Exercise requirements
Every entry has to be output exactly, with none skipped.

[Records excerpted from a collection]
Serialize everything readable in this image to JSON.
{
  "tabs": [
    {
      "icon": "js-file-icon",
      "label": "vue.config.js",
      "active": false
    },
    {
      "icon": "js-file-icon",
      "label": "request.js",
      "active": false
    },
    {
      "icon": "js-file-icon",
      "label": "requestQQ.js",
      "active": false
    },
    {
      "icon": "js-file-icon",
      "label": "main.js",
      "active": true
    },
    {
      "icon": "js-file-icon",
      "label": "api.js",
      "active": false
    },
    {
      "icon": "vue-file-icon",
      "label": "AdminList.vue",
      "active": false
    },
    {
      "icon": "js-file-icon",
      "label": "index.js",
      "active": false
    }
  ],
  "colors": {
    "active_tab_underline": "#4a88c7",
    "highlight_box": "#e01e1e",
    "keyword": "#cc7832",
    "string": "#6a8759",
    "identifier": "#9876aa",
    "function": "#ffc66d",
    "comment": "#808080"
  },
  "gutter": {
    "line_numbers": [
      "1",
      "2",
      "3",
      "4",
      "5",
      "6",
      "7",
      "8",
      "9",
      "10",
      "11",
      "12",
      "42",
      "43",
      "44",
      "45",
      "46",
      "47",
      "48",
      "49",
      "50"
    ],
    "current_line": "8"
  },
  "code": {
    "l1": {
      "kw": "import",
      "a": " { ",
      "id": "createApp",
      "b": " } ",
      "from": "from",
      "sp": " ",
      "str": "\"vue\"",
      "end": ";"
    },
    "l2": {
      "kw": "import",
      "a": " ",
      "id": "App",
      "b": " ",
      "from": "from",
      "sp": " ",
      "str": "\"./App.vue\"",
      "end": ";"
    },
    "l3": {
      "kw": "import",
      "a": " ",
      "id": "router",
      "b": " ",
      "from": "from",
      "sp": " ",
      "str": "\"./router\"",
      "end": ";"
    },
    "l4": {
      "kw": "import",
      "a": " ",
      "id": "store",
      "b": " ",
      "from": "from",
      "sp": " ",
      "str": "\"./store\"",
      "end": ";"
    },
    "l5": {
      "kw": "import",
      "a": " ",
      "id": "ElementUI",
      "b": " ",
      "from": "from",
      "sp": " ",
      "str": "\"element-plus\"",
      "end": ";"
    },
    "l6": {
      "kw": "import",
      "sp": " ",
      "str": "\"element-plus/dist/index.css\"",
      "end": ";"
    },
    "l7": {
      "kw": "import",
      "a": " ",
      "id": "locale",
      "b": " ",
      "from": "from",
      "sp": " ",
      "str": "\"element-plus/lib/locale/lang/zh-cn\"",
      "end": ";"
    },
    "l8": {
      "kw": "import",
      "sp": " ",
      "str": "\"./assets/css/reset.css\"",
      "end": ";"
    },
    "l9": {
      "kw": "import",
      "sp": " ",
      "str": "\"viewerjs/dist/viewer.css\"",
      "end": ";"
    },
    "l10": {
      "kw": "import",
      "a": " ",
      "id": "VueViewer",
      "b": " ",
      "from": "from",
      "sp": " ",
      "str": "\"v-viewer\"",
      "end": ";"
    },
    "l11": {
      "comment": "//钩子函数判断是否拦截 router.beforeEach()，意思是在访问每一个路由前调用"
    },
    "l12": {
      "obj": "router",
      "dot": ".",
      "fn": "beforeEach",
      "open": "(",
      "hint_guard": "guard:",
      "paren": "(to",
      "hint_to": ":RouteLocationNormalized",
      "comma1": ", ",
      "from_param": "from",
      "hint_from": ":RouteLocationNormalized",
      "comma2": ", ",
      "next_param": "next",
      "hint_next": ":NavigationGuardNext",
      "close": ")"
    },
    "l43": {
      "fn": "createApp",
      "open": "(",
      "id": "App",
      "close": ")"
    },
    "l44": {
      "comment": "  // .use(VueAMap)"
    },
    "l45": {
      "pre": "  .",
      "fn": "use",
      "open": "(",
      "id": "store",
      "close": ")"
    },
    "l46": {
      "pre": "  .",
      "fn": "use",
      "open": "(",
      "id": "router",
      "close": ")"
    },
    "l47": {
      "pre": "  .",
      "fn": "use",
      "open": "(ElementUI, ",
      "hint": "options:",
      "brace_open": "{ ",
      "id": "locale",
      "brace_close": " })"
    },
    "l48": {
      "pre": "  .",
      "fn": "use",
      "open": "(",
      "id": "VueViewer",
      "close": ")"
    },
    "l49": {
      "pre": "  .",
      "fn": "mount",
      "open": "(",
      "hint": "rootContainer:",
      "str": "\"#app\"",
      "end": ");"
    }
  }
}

Solution to the problem
Serialize everything readable in this image to JSON.
{
  "tabs": [
    {
      "icon": "js-file-icon",
      "label": "vue.config.js",
      "active": false
    },
    {
      "icon": "js-file-icon",
      "label": "request.js",
      "active": false
    },
    {
      "icon": "js-file-icon",
      "label": "requestQQ.js",
      "active": false
    },
    {
      "icon": "js-file-icon",
      "label": "main.js",
      "active": true
    },
    {
      "icon": "js-file-icon",
      "label": "api.js",
      "active": false
    },
    {
      "icon": "vue-file-icon",
      "label": "AdminList.vue",
      "active": false
    },
    {
      "icon": "js-file-icon",
      "label": "index.js",
      "active": false
    }
  ],
  "colors": {
    "active_tab_underline": "#4a88c7",
    "highlight_box": "#e01e1e",
    "keyword": "#cc7832",
    "string": "#6a8759",
    "identifier": "#9876aa",
    "function": "#ffc66d",
    "comment": "#808080"
  },
  "gutter": {
    "line_numbers": [
      "1",
      "2",
      "3",
      "4",
      "5",
      "6",
      "7",
      "8",
      "9",
      "10",
      "11",
      "12",
      "42",
      "43",
      "44",
      "45",
      "46",
      "47",
      "48",
      "49",
      "50"
    ],
    "current_line": "8"
  },
  "code": {
    "l1": {
      "kw": "import",
      "a": " { ",
      "id": "createApp",
      "b": " } ",
      "from": "from",
      "sp": " ",
      "str": "\"vue\"",
      "end": ";"
    },
    "l2": {
      "kw": "import",
      "a": " ",
      "id": "App",
      "b": " ",
      "from": "from",
      "sp": " ",
      "str": "\"./App.vue\"",
      "end": ";"
    },
    "l3": {
      "kw": "import",
      "a": " ",
      "id": "router",
      "b": " ",
      "from": "from",
      "sp": " ",
      "str": "\"./router\"",
      "end": ";"
    },
    "l4": {
      "kw": "import",
      "a": " ",
      "id": "store",
      "b": " ",
      "from": "from",
      "sp": " ",
      "str": "\"./store\"",
      "end": ";"
    },
    "l5": {
      "kw": "import",
      "a": " ",
      "id": "ElementUI",
      "b": " ",
      "from": "from",
      "sp": " ",
      "str": "\"element-plus\"",
      "end": ";"
    },
    "l6": {
      "kw": "import",
      "sp": " ",
      "str": "\"element-plus/dist/index.css\"",
      "end": ";"
    },
    "l7": {
      "kw": "import",
      "a": " ",
      "id": "locale",
      "b": " ",
      "from": "from",
      "sp": " ",
      "str": "\"element-plus/lib/locale/lang/zh-cn\"",
      "end": ";"
    },
    "l8": {
      "kw": "import",
      "sp": " ",
      "str": "\"./assets/css/reset.css\"",
      "end": ";"
    },
    "l9": {
      "kw": "import",
      "sp": " ",
      "str": "\"viewerjs/dist/viewer.css\"",
      "end": ";"
    },
    "l10": {
      "kw": "import",
      "a": " ",
      "id": "VueViewer",
      "b": " ",
      "from": "from",
      "sp": " ",
      "str": "\"v-viewer\"",
      "end": ";"
    },
    "l11": {
      "comment": "//钩子函数判断是否拦截 router.beforeEach()，意思是在访问每一个路由前调用"
    },
    "l12": {
      "obj": "router",
      "dot": ".",
      "fn": "beforeEach",
      "open": "(",
      "hint_guard": "guard:",
      "paren": "(to",
      "hint_to": ":RouteLocationNormalized",
      "comma1": ", ",
      "from_param": "from",
      "hint_from": ":RouteLocationNormalized",
      "comma2": ", ",
      "next_param": "next",
      "hint_next": ":NavigationGuardNext",
      "close": ")"
    },
    "l43": {
      "fn": "createApp",
      "open": "(",
      "id": "App",
      "close": ")"
    },
    "l44": {
      "comment": "  // .use(VueAMap)"
    },
    "l45": {
      "pre": "  .",
      "fn": "use",
      "open": "(",
      "id": "store",
      "close": ")"
    },
    "l46": {
      "pre": "  .",
      "fn": "use",
      "open": "(",
      "id": "router",
      "close": ")"
    },
    "l47": {
      "pre": "  .",
      "fn": "use",
      "open": "(ElementUI, ",
      "hint": "options:",
      "brace_open": "{ ",
      "id": "locale",
      "brace_close": " })"
    },
    "l48": {
      "pre": "  .",
      "fn": "use",
      "open": "(",
      "id": "VueViewer",
      "close": ")"
    },
    "l49": {
      "pre": "  .",
      "fn": "mount",
      "open": "(",
      "hint": "rootContainer:",
      "str": "\"#app\"",
      "end": ");"
    }
  }
}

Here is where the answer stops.